This wasn’t an impulse, but after a week if feels like about the craziest thing I’ve ever done.

Enrolling at Uni whilst still working fulltime seemed straight forward. I’ll use a days annual leave this semester and then revise my working arrangements for next semester. I can fit the other seminars in around lunch and that should work just fine. So I thought!

Week One and I’ve had a full day at Uni, finding my way around only after my daughter, a third year student, came to show me around. The Workshop was daunting, I couldn’t turn my computer on or save a file without help; that was before I even considered the Workshop content! Then the three hour Seminar – I was exhausted only to be go confronted with a large reading list. That was just Monday!
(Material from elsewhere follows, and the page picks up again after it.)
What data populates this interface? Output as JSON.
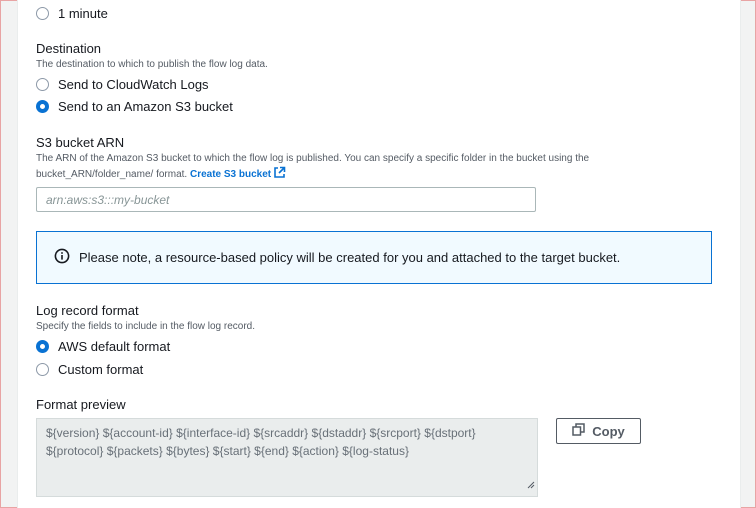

Then it’s been late home from work every night, followed by a work event every night bar Friday where I thought it would be good to spend time with my wife and daughter. After we’d had dinner it was just relax in front of the TV and a movie, Cast Away which I hadn’t seen for years.

At least now I’ve got a long weekend to do my Uni reading, write my monthly article for The Adelaide Review and catch up on some work.

It all seemed easy last year when I experimented putting Herminia Ibarra’s fabulous book, Working Identity into practice with a couple of undergrad subjects at Uni. The reality of commencing Honours with an eye to a PHD is quite different – this is serious in fact crazy.